**DATASET RECORDS:**
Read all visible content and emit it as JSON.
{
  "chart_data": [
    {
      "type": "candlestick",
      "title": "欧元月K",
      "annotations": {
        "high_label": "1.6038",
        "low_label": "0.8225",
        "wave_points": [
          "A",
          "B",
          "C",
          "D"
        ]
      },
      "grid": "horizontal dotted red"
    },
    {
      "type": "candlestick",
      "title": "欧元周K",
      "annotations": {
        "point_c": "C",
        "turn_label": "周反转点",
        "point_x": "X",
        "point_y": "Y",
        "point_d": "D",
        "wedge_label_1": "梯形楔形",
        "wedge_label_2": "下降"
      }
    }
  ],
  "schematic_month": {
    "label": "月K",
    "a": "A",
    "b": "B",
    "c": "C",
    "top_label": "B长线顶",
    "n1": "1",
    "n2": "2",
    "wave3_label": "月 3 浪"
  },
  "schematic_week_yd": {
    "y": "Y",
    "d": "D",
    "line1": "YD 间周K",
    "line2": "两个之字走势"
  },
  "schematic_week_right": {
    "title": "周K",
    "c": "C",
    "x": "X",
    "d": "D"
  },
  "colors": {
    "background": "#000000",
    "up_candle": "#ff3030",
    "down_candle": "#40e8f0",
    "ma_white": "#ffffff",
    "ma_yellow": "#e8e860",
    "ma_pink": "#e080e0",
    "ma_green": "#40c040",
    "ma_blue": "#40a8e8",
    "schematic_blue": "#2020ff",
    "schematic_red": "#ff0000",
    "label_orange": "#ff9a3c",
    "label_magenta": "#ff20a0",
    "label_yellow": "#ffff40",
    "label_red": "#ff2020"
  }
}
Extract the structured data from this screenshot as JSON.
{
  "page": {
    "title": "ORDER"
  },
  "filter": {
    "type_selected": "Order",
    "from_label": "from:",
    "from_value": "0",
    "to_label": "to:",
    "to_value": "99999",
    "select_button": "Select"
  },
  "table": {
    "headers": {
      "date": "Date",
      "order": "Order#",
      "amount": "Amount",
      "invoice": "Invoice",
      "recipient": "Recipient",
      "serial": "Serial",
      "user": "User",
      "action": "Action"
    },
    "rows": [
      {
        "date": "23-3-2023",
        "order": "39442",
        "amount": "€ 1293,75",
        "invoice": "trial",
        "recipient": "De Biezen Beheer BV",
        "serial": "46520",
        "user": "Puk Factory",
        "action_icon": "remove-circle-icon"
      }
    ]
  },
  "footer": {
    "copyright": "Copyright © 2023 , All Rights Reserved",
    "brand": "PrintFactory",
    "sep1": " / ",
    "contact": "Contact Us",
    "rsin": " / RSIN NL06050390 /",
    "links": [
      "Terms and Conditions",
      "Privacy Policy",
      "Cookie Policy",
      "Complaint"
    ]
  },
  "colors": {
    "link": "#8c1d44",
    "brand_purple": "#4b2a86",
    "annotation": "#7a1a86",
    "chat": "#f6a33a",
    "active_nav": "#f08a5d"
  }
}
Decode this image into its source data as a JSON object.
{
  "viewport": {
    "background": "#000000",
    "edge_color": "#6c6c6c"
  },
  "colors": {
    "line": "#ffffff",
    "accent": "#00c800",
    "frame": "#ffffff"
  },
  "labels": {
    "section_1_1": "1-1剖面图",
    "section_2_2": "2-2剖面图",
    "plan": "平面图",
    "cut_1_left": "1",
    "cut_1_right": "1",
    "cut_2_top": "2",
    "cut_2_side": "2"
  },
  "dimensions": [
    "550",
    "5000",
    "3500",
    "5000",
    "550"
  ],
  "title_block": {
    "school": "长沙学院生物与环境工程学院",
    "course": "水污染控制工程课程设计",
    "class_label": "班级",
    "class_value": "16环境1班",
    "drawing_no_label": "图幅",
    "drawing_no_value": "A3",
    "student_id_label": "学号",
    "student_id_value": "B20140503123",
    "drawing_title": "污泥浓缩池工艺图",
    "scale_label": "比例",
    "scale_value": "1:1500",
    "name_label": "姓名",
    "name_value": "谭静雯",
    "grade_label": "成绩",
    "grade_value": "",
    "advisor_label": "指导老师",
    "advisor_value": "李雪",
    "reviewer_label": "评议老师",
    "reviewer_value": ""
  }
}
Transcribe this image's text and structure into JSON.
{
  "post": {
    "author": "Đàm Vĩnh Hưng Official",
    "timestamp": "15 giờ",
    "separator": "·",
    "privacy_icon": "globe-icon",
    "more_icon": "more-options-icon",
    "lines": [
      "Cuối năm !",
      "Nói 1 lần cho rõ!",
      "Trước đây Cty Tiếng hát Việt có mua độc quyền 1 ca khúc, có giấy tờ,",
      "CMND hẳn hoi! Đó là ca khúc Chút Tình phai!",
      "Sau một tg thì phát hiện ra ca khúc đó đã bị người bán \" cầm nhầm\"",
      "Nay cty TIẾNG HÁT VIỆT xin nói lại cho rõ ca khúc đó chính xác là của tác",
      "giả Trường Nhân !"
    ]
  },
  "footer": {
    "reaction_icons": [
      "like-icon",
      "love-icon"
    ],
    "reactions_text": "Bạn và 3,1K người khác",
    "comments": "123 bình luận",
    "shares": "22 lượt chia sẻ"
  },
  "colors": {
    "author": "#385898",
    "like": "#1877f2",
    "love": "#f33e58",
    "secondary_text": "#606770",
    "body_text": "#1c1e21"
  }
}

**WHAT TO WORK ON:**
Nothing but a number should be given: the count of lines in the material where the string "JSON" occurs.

**COMPLETED EXERCISE:**
4